Latest disease Stories
CDR recommendation limits specialists' ability to prescribe new medication VANCOUVER, March 5, 2015 /CNW/ - Canadians affected by pulmonary arterial hypertension (PAH) fear
New Therapy Will Harness the Power of Patients' Own Immune Systems to Fight Lung Cancer WASHINGTON, March 5, 2015 /PRNewswire-USNewswire/ -- LUNGevity Foundation, the nation's leading lung
It's time to make the first move against cancer TORONTO, March 4, 2015 /CNW/ - March is Colorectal Cancer Awareness Month, and
GLENDALE, Calif., March 3, 2015 /PRNewswire-USNewswire/ -- Renal Support Network (RSN) launches Kidneys Go Social, a new kidney disease awareness campaign timed with National Kidney
Findings Represent First Robust Physical Evidence of CFS as a Biological Illness; Results Open Door to Better Diagnosis and Treatment NEW YORK, March 2, 2015 /PRNewswire/ -- Supported
- Country singer Craig Campbell and Hollywood star Luke Perry join celebrity ensemble to recognize the more than one million colorectal cancer survivors living in the United States1 NEW YORK,
Leading advocacy and disease-awareness nonprofits applauds Centers for Disease Control & Prevention's new study that calls attention to nearly 500,000 Americans afflicted with Clostridium
The UC Davis Huntington’s Disease Center, whose compassionate patient care and research expertise have made it a beacon of hope for people with Huntington’s disease throughout Northern California
Beverly Hills rheumatologist, Dr.
Marfan's syndrome is a genetic disorder of the connective tissue that causes excessively tall stature and long extremities.
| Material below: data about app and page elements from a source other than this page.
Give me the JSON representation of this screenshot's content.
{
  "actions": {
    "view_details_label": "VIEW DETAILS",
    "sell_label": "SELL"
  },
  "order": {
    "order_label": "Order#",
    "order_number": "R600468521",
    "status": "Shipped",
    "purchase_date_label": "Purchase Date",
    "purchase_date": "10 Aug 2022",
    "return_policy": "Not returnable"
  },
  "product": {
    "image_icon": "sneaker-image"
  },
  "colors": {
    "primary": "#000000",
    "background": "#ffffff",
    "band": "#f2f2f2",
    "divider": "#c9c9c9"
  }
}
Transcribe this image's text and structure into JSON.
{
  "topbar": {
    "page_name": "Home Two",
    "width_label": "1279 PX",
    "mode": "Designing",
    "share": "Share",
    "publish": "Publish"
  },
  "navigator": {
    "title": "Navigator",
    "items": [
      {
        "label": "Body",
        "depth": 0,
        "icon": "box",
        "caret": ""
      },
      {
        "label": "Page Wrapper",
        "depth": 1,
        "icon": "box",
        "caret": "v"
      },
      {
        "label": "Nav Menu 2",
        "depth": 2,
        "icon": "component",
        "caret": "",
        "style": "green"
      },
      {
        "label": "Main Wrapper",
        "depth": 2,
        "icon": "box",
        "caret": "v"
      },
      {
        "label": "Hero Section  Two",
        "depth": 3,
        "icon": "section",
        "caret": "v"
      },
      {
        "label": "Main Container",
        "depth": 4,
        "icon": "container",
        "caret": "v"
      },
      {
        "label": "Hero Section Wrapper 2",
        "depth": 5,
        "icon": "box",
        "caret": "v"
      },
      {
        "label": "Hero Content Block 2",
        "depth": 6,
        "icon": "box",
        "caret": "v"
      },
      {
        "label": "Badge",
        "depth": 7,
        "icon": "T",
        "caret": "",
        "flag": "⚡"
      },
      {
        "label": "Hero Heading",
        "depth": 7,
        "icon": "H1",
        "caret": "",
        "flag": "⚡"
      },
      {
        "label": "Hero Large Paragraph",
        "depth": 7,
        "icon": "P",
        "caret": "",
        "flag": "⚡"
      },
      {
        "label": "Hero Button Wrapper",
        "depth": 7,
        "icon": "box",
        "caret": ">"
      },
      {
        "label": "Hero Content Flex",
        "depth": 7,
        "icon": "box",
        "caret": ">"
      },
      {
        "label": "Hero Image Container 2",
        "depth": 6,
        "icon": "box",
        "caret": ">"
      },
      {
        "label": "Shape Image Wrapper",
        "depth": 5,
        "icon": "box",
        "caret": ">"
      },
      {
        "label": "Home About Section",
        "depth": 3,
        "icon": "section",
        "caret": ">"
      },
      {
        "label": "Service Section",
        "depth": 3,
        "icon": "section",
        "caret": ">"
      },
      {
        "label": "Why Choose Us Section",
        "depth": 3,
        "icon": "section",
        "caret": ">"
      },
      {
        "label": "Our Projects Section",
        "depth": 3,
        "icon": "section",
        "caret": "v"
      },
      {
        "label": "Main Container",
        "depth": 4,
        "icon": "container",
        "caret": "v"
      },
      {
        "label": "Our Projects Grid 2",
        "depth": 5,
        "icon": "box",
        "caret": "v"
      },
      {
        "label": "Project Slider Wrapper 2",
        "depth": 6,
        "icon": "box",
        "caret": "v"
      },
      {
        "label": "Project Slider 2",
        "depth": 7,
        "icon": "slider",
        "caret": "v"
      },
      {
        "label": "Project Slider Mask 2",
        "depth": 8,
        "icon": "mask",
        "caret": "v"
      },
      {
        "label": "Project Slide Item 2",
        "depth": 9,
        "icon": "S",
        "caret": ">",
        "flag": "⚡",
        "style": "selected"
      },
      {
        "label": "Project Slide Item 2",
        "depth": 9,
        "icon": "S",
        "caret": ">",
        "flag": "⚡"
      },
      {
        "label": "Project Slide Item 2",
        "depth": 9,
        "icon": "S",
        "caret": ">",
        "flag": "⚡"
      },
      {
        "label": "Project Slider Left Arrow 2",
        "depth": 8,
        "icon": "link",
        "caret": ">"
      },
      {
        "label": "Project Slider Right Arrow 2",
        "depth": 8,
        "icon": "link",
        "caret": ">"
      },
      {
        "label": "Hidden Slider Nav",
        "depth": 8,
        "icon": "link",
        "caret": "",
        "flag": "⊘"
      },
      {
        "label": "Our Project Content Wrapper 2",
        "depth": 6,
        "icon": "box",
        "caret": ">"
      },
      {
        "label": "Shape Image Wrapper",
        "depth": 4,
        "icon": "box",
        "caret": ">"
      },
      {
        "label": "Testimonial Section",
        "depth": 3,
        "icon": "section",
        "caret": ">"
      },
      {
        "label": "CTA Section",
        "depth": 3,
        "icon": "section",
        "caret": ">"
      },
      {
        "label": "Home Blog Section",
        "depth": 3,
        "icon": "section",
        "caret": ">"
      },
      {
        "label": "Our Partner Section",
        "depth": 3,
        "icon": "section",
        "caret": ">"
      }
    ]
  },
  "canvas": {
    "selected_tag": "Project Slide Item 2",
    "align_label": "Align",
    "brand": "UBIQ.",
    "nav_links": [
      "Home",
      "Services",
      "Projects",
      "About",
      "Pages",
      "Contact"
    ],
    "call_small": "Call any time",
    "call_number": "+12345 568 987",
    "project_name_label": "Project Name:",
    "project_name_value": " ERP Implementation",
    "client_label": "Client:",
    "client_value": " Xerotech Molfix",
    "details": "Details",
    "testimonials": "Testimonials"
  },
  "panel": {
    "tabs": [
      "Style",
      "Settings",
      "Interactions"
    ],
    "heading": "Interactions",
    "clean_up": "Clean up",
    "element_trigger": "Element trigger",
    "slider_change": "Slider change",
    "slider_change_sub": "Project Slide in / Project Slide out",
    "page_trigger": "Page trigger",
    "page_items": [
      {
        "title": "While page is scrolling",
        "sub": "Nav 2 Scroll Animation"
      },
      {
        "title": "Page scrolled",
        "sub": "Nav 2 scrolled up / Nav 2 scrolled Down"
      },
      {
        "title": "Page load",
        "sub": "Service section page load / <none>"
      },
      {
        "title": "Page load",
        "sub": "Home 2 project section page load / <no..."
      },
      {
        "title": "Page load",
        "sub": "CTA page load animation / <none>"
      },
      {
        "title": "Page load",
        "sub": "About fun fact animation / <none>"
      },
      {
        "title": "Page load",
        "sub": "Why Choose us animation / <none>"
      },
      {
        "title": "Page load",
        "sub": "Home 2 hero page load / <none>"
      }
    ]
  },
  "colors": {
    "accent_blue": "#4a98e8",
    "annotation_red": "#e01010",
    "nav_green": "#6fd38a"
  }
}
It is carried by the gene FBN1, which encodes the connective protein fibrillin-1, and is a dominant trait. The human genetic makeup contains a pair of FBN1 genes, so because of its dominance, inheriting one affected FBN1 gene from either parent will result in Marfan's syndrome. It effects both males and females, and has no ethnic bias. It was named after Antoine Marfan,...
Yersinia enterocolitica is a species of gram-negative coccobacillus-shaped bacterium, belonging to the family Enterobacteriaceae. Infection from Yersinia enterocolitica causes the zoonotic disease yersiniosis. Most infected animals recover from the disease and become asymptomatic carriers. Acute infections lead to mild self-limiting entero-colitis or terminal ileitis in humans. Symptoms include watery or bloody diarrhea and fever. After oral uptake it replicates in the terminal ileum and...
Helicobacter pylori is a Gram-negative, microaerophilic bacterium that can inhabit various areas of the stomach, particularly the antrum. It causes low-level inflammation of the stomach lining and is linked to gastric ulcers and stomach cancer. Out of those infected, 80%, are asymptomatic. It was initially named Campyloacter pyloridis and then renamed C. pylori to correct the Latin grammar error. It was later placed in the genus, Helicobacter. Over 50% of the population has H. pylori in...
Clostridium perfringens (formerly known as C. welchii) is a Gram-positive, rod-shaped, anaerobic, spore-forming bacterium of the genus Clostridium. It is always present in nature and is a normal component of decaying vegetation, marine sediment, the intestinal tract of humans, other vertebrates, insects, and soil. It can be a human pathogen and also harmlessly ingested. Commonly it is encountered in infections as a component of the normal flora where it takes a minor role in the disease....
Zucchini Yellow Mosaic Virus (ZYMV) is an aphid-borne potyvirus and is regarded as a major pathogen of cucurbits. It affects pumpkins, squashes, vegetable marrows, courgettes, melons, watermelons, cucumbers, gherkins, and various gourds especially zucchinis. The effects are severe leaf mosaic, yellowing and eventually the leaves show "shoestring" symptoms. Fruits can become stunted, twisted and deformed by raised protuberances, which make them unmarketable. Infection may be spread through...
- In medieval musical notation, a sign or neume denoting a shake or trill.